(Work item): Copy all lines in the material holding the string "颜色分类".

::: Data for the task :::

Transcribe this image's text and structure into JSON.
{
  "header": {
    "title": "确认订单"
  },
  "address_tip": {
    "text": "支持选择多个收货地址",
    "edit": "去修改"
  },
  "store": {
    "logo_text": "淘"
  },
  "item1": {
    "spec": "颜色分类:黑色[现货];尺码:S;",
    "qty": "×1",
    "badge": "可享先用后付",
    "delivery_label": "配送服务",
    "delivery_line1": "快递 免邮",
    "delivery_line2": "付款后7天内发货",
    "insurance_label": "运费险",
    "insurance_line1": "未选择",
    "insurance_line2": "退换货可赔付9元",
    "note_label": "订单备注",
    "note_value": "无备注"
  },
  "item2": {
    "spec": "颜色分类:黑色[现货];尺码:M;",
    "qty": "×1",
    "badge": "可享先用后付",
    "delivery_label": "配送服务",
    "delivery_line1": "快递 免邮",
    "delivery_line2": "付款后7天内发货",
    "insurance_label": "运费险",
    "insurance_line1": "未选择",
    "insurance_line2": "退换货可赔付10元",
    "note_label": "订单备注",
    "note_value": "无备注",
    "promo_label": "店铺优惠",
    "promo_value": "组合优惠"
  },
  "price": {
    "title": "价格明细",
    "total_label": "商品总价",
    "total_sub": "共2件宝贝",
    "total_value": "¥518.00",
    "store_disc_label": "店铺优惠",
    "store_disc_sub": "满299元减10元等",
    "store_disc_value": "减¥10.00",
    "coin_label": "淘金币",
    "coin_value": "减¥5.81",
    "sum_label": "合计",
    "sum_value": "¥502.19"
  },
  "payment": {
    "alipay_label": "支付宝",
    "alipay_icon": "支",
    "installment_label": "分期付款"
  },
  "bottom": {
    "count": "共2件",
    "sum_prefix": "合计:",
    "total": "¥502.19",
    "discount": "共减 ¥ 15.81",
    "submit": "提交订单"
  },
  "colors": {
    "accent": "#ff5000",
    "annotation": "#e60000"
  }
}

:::

(Result):
    "spec": "颜色分类:黑色[现货];尺码:S;",
    "spec": "颜色分类:黑色[现货];尺码:M;",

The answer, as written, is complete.